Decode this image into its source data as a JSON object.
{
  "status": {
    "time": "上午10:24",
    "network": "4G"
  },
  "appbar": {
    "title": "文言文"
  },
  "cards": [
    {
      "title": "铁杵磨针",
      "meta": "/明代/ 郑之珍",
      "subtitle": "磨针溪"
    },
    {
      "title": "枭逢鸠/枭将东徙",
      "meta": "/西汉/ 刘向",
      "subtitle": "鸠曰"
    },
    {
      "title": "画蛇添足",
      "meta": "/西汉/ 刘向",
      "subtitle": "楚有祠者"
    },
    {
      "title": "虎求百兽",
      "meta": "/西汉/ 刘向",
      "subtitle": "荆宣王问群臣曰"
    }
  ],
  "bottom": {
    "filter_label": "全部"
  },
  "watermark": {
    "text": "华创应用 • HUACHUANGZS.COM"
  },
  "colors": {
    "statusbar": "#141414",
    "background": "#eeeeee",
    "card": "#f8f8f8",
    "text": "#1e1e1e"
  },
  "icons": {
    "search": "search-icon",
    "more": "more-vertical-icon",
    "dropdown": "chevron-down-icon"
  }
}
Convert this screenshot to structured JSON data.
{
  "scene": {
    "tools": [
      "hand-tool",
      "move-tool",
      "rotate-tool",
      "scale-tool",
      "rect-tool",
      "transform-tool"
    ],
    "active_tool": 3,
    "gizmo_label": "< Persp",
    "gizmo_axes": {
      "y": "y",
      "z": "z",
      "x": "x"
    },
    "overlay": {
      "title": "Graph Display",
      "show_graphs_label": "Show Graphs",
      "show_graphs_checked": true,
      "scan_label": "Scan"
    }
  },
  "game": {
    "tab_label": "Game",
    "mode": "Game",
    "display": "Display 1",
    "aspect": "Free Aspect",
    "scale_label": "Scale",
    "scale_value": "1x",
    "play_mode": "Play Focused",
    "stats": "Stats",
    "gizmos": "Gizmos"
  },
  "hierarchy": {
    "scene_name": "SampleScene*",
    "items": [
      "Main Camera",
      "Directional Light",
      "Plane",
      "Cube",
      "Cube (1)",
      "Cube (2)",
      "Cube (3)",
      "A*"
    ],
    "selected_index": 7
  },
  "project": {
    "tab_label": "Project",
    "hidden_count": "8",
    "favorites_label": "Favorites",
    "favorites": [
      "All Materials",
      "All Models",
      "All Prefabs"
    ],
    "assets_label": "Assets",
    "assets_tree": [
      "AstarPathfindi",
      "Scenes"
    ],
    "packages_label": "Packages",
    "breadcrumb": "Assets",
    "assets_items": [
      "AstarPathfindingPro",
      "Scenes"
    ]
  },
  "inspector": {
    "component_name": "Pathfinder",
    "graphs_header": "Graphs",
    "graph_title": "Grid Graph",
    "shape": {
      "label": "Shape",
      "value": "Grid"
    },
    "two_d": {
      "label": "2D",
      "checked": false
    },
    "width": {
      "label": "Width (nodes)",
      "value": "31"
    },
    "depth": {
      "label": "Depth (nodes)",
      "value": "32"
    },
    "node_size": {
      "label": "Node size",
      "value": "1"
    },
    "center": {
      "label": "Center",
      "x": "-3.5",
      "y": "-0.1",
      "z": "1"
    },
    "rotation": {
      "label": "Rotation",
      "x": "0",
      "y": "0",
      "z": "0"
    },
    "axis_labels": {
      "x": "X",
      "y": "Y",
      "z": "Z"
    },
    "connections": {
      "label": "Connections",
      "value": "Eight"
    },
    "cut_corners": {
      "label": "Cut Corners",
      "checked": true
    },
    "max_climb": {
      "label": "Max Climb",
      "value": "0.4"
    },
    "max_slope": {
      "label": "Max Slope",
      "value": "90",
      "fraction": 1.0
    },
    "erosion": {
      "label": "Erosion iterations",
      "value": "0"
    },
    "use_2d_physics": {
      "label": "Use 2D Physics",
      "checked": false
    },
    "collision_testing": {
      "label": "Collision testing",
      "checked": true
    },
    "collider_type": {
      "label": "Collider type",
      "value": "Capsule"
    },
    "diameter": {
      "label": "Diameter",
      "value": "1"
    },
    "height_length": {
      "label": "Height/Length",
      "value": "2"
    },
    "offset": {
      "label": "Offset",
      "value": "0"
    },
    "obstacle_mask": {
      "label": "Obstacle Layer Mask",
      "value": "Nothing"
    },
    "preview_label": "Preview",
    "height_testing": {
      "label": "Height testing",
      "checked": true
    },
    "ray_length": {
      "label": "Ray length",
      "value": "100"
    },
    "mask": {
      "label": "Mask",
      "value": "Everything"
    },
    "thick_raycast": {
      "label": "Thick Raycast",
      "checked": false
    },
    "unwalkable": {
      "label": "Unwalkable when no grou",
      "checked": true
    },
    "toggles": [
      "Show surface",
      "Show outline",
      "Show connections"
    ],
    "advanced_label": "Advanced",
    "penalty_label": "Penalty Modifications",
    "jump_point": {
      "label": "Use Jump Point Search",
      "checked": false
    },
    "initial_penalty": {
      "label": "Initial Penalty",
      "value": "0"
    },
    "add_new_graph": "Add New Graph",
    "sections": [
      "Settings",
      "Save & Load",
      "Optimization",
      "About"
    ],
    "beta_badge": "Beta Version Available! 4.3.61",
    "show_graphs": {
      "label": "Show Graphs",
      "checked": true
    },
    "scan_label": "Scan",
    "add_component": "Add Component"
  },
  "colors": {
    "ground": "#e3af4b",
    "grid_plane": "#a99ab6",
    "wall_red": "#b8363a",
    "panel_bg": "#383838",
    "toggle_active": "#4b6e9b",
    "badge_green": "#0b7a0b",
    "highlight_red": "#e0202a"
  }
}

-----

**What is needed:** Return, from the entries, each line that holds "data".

**Output:**
Decode this image into its source data as a JSON object.
Convert this screenshot to structured JSON data.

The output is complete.